ALA represents the concerns of all librarianship, especially recent cyber legislation and how it affects the things we acquire, protection of the privacy of the user, the rising costs of information resources, and the need for recruitment and retention in the information professions, particularly among under represented groups. I am eager to learn more about the apparent “disconnect” this question implies and would attempt to find the interconnections among the issues and concerns of ALCTS and ALA. For instance, new technologies and standards affect everyone, and we are all keepers of the public record to some extent. Once we determine where the connections are weak, we will try to strengthen them and make sure ALA continues to speak for all members and groups.

Strauch:

Believe me, I understand what you are saying, especially now that I am having the experience of running for ALA president! There are very real issues in the profession, but ALA is largely removed from the librarian who is “out in the trenches.” In running for president, I have talked to a lot of people. Easily half of them are not ALA members, yet they are committed to the field. They have many valid reasons as to why they are not ALA members, yet I disagree with them. ALA is a membership organization—not an amorphous “they.” ALA is you and I. If ALA does not seem relevant, it is because we are either not speaking up or not being heard. We can change this. Did you know that less than 7 percent of the ALA members elected our last ALA president? We all need to communicate both within and outside committees and structures.

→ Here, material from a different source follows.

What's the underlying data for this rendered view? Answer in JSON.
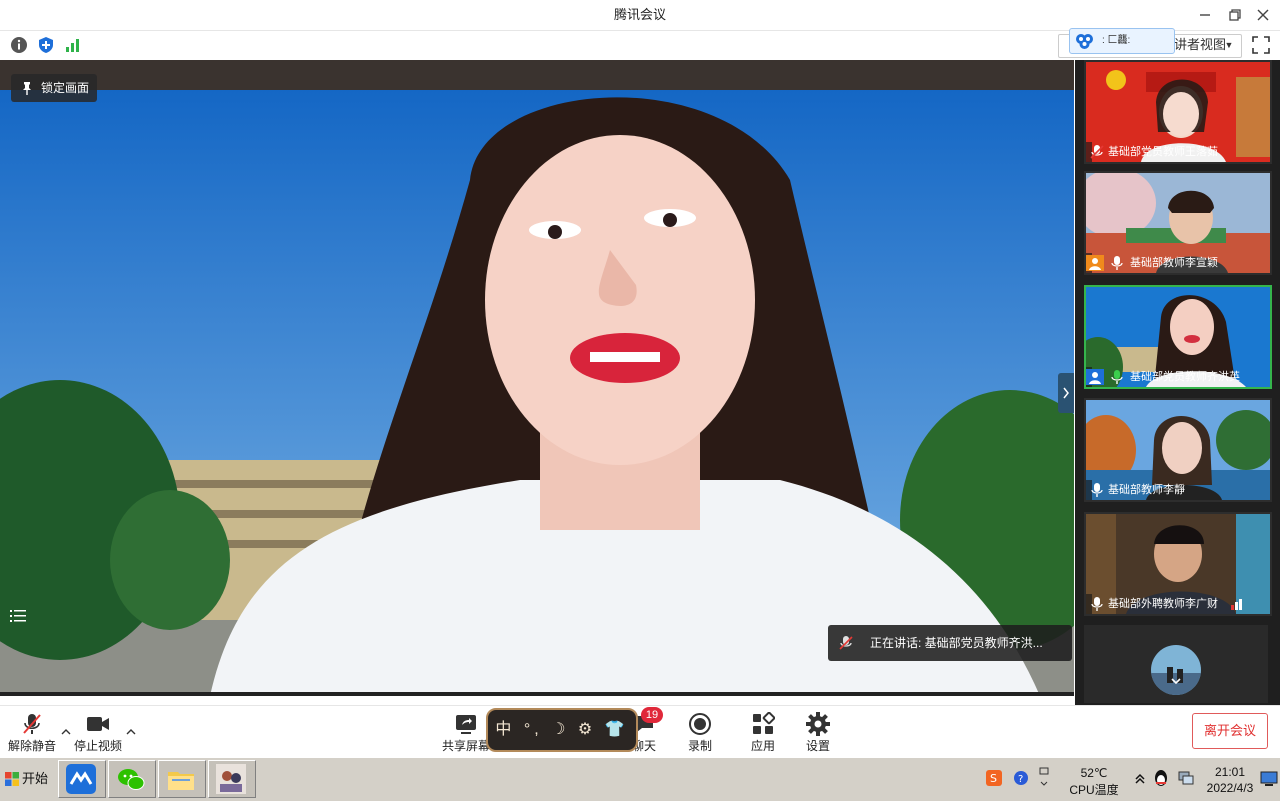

People who know me describe me as a high energy person. I like to make things happen. For more than twenty-one years with the Charleston Conference, I have brought professionals together to debate the issues. The best solutions are found through collaboration, coalitions, and open communication of ideas. If you and I take charge, we can make things happen. I promise to listen to you, the front-line ALA members. And I promise to meet with you on a regular basis in different venues—e-mail, conferences, phone calls, letters—not just the annual President’s Program.

[ TOP ]

In recent years ALA has engaged in a variety of public relations and visionary activities such as Goal 2000; Libraries: An American Value; and task forces on core values, core competencies, and so on. In some of these efforts it has been difficult for ALCTS members to “see themselves” or to see that the association embraces issues that are critical to ALCTS. What steps will you take to increase ALA’s inclusiveness within its own ranks?

Hayden:

I would work to increase the public’s awareness of the role members of ALCTS play in everyday life. Without your expertise in this area, the wide array of resources that are available to all publics of any type of library would not be available. Our services are not magically created. It takes technical knowledge on the part of dedicated and often under recognized staff to ensure that every patron has access to information. In public service announcements, interviews, and testimonies, I would continue to emphasize the importance of this branch of science in the function of all libraries.

Strauch:

I agree that ALA appears to have focused on hot-button issues that are not core to ALCTS and many of its members. We live in a highly politicized, competitive environment, and it is becoming more so. Unfortunately, many of us are apathetic about ALA. We must become active in the association and make our opinions heard. We cannot do this if we fail to vote and are not active in the association. I sometimes think of myself as a woodpecker. A woodpecker keeps pecking and pecking at the tree and eventually makes a little hole bigger. By the end of my presidency, I hope to have made all of us aware of ALA and ALA aware of us. I hope to see changes in membership involvement in the association.

Please give me the opportunity to serve as your next president. Vote! Let me hear from you at www.katina.info! Thank you.

[ TOP ]

back to alcts newsletter online home